As dental professionals, you want patients to accept your recommended treatment plans in order to provide the best possible oral health care. However, patients may decline or hesitate for many reasons like cost, anxiety, low perceived value, or lack of understanding. This can be frustrating when we know the treatments are necessary.
The good news is there are strategies you can use to get more "yes" and fewer "no thanks" when presenting dental treatment plans. Here are 15 tips to boost treatment plan acceptance in your practice:
1. Build Trust
Taking time at the beginning of treatment to listen and address patients' questions and concerns goes a long way towards building confidence and trust in your recommendations. Avoid seeming rushed or pushy. Let patients know you care about more than just their teeth. When patients trust you, they are more likely to accept your treatment proposals.
2. Educate don't Intimidate
Knowledge is power. Rather than overwhelming patients with complex dental terminology they may not understand, explain proposed treatments and procedures in simple, everyday language. Use analogies they can relate to and focus on the "why" not just the "what."
An educated patient is an empowered patient. Simplifying explanations also helps reduce anxiety and fear of the unknown.
3. Show AND Tell
We've all heard the saying "a picture is worth a thousand words." Use intraoral cameras, dental models, charts, photos, and other visual aids to clearly demonstrate needed treatments.
Seeing cavities, gum disease, worn enamel, etc. makes it more real and understandable for patients.
They'll better grasp why certain procedures are recommended.
4. Discuss Pros and Cons
Don't present treatment plans one-sidedly, only highlighting the positives. Also acknowledge potential downsides like cost, time required, or possible discomfort. This shows objectivity and fairness on your part.
Patients will have more confidence in your recommendations knowing you've weighed both benefits and disadvantages.
5. Offer Options
Not all treatments have just one obvious solution. Where possible, provide alternative treatment plans and options. Giving patients choices and the ability to select the plan that best fits their needs and preferences increases their sense of autonomy and control. This facilitates agreement.
6. Break it Down
For patients with extensive treatment needs, the overall plan can seem daunting. Where appropriate, separate the full plan into phases, stages, or steps. Frame the initial phase as a reasonable start. Once completed, move onto the next phase. This makes expansive care seem more manageable and digestible.
When presenting a comprehensive treatment plan, highlight which items are most important and urgent to address first. This provides focus for the patient. They'll be more inclined to agree to top priority treatments. Non-urgent procedures can come later.
8. Provide Cost Estimates
One of the biggest barriers to treatment acceptance is financial concern. Discuss costs upfront and have information on payment plans or financing options available. Patients want to know what they are agreeing to pay.

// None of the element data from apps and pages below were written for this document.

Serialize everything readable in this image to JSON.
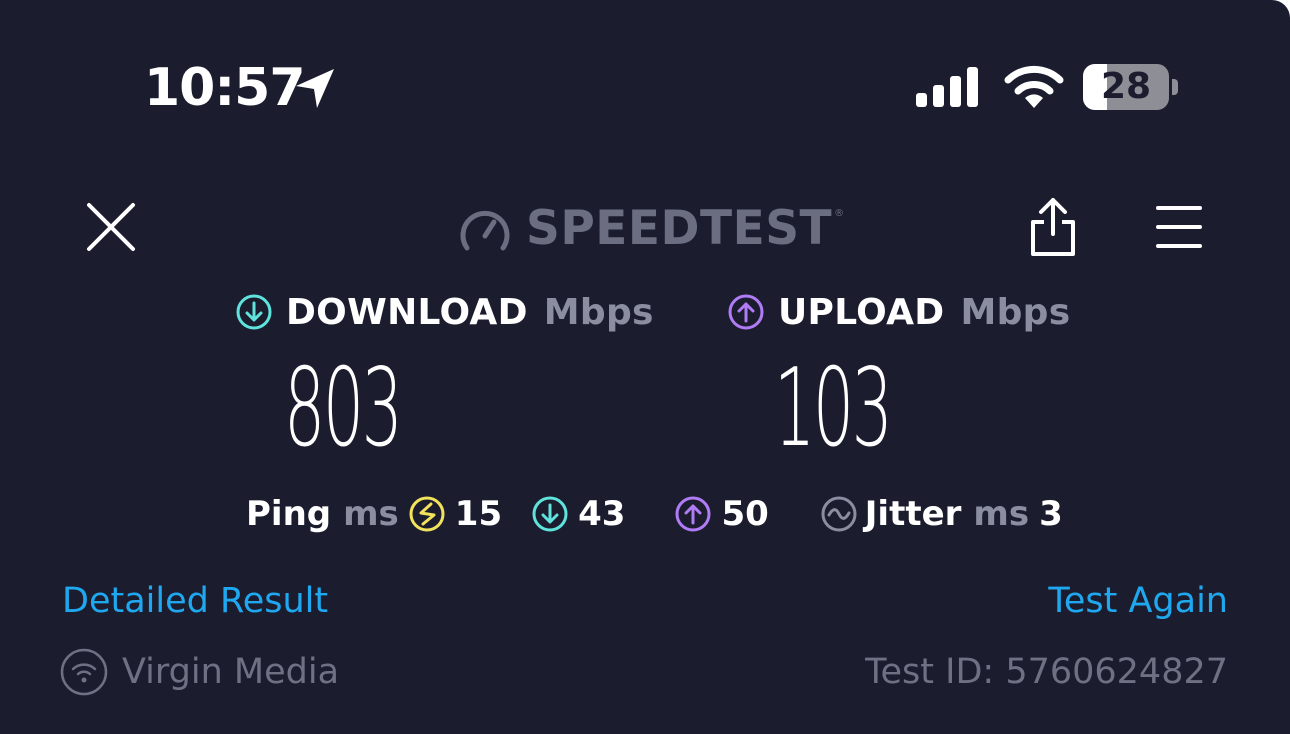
{
  "status_bar": {
    "time": "10:57",
    "location_icon": "location-arrow-icon",
    "signal_icon": "cellular-signal-icon",
    "wifi_icon": "wifi-icon",
    "battery_level": "28",
    "battery_fraction": 0.28
  },
  "header": {
    "close_icon": "close-icon",
    "brand": "SPEEDTEST",
    "brand_mark": "®",
    "brand_icon": "speedometer-icon",
    "share_icon": "share-icon",
    "menu_icon": "hamburger-menu-icon"
  },
  "download": {
    "label": "DOWNLOAD",
    "unit": "Mbps",
    "value": "803",
    "icon": "arrow-down-circle-icon",
    "color": "#5fe3dc"
  },
  "upload": {
    "label": "UPLOAD",
    "unit": "Mbps",
    "value": "103",
    "icon": "arrow-up-circle-icon",
    "color": "#b07cf5"
  },
  "ping": {
    "label": "Ping",
    "unit": "ms",
    "idle_value": "15",
    "idle_icon": "ping-idle-icon",
    "idle_color": "#f2e35c",
    "download_value": "43",
    "upload_value": "50"
  },
  "jitter": {
    "label": "Jitter",
    "unit": "ms",
    "value": "3",
    "icon": "jitter-wave-icon"
  },
  "links": {
    "detailed": "Detailed Result",
    "again": "Test Again",
    "color": "#1fa8f0"
  },
  "footer": {
    "provider": "Virgin Media",
    "provider_icon": "wifi-circle-icon",
    "test_id": "Test ID: 5760624827"
  },
  "colors": {
    "background": "#1b1d2f",
    "muted": "#8b8ea0"
  }
}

9. Be flexible
Within reason, try to accommodate patients' scheduling requests, constraints, and preferences. Make the logistics and timing of proposed care as hassle-free as possible. The more you can individualize around each patient's needs, the more likely they are to agree.
10. Follow up

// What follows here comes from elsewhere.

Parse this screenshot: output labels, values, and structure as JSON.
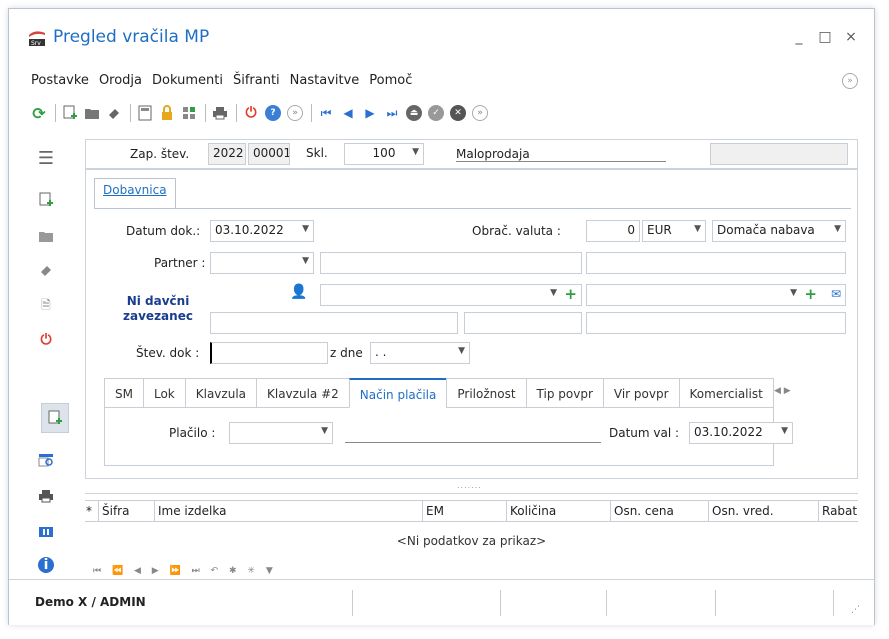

After presenting a treatment plan, don't assume no response means agreement. Follow up to confirm patients are on board. Ask if they have any other questions or concerns. Proactive confirmation will catch issues.
11. Get Pre-Authorizations
For patients with dental insurance coverage, verify what is covered and pre-authorize recommended procedures whenever possible. This prevents surprises where patients get a plan but insurance doesn't cover portions.
12. Reflect on Declines
If a patient declines part or all of a treatment plan, take time to analyze why and learn for future discussions. Look for patterns among declined plans to improve your presentation approach.
13. Enlist Help
It's not always just the dentist talking. Have trained dental staff also help explain and reinforce the treatment plan details. Hearing congruent recommendations from multiple team members can help persuade patients.
14. Be Positive
When presenting a treatment plan, put emphasis on the benefits of accepting rather than the risks or consequences of declining. Give motivating reasons to say yes. Paint an optimistic picture of how their oral health will improve.
15. Make it about Health
Where applicable, tie dental treatment plans to overall health benefits - both oral and systemic. Motivate patients by talking about how procedures will not just address dental issues but also improve their broader health and wellbeing.
Taking a collaborative educational approach with your patients and incorporating these tips can help increase treatment plan acceptance. The more you can understand and address each patient's specific situation, motivations, and apprehensions, the better you can develop treatment plans they are willing and ready to say "yes" to.
Embracing automated Treatment plan reminders to improve your acceptance rate, like with mConsent, also goes a long way.